**WHAT YOU HAVE TO DO:** From the entries, return every line where the string "value" shows up.

**Entries from a dataset of interfaces:**
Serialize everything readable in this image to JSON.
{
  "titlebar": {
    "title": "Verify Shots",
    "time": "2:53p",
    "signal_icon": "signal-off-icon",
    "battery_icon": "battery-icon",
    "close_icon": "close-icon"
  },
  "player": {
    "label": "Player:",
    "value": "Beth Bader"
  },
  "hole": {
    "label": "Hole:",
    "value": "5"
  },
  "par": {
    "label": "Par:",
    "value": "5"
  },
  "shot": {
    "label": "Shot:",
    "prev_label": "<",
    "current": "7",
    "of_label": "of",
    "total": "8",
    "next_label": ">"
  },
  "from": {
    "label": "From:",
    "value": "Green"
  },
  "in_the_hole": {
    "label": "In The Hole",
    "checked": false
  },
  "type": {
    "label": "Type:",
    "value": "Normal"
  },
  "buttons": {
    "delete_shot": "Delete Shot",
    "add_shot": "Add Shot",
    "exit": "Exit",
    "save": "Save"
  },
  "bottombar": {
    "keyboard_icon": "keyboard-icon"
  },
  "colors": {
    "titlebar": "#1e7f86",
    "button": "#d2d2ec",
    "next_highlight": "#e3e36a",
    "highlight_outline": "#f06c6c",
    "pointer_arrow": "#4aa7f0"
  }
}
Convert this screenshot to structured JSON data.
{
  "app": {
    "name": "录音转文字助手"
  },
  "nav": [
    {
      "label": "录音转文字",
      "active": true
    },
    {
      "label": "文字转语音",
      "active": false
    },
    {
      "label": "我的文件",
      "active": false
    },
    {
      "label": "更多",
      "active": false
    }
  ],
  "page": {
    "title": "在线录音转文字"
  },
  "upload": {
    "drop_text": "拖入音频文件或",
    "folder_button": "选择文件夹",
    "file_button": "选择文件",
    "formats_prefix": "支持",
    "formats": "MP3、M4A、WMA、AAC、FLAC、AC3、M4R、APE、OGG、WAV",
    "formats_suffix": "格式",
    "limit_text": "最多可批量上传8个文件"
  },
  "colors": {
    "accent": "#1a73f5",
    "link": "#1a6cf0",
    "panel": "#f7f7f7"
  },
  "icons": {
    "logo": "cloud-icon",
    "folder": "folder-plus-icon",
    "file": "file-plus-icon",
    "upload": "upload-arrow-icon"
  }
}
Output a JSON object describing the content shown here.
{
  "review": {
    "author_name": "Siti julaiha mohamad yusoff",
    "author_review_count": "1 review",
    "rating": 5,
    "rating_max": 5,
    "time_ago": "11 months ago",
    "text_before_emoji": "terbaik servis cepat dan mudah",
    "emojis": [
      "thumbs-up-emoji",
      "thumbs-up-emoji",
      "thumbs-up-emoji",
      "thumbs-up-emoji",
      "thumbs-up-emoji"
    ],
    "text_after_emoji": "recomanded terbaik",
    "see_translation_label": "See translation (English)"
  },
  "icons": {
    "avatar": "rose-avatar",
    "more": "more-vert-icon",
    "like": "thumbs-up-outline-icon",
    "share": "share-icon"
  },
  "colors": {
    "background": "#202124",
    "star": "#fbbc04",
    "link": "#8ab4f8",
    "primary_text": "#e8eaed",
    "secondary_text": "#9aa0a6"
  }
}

**SOLUTION FOR THIS EXERCISE:**
    "value": "Beth Bader"
    "value": "5"
    "value": "5"
    "value": "Green"
    "value": "Normal"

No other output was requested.